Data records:
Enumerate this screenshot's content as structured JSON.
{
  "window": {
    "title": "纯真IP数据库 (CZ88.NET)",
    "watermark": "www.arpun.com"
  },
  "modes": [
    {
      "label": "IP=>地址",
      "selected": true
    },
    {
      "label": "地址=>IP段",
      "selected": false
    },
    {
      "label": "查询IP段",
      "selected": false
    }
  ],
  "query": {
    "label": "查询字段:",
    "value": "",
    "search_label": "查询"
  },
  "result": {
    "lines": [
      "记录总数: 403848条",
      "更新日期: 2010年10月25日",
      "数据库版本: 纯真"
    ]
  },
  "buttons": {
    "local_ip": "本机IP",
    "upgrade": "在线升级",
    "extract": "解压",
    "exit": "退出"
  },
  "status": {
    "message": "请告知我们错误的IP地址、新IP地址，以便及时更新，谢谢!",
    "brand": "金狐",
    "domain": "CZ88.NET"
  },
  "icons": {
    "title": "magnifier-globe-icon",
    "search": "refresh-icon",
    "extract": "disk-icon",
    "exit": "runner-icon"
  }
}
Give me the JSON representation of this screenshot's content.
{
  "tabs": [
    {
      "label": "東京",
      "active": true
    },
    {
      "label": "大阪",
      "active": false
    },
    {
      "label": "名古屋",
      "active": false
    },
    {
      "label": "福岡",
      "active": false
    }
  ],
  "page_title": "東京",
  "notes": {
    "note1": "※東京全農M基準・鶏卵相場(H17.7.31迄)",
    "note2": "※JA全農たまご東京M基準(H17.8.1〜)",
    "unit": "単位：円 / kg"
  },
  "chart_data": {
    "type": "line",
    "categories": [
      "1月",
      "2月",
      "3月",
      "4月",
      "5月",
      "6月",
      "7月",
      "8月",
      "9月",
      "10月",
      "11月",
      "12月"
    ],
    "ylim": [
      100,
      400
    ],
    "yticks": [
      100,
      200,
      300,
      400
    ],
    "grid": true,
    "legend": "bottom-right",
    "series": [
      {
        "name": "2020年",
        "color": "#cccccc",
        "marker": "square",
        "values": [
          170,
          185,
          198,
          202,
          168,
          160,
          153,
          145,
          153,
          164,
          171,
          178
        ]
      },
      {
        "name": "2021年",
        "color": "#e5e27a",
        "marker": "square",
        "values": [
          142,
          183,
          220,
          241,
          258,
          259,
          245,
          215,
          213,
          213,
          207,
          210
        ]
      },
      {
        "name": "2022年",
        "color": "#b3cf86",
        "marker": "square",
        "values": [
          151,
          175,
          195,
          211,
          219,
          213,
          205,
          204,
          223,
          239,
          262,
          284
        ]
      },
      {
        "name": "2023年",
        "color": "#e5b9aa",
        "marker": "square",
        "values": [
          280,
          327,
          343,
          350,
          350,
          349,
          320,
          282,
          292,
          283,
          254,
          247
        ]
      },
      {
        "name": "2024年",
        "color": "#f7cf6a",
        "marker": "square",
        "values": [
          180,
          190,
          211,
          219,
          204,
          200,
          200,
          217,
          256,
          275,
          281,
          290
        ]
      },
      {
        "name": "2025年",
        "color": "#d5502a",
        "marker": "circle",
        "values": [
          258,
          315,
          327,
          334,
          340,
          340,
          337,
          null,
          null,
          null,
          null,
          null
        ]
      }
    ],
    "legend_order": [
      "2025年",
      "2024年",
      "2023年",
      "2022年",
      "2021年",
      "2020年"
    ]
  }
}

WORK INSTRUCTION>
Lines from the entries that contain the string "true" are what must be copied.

YOUR SOLUTION>
      "selected": true
      "active": true
    "grid": true,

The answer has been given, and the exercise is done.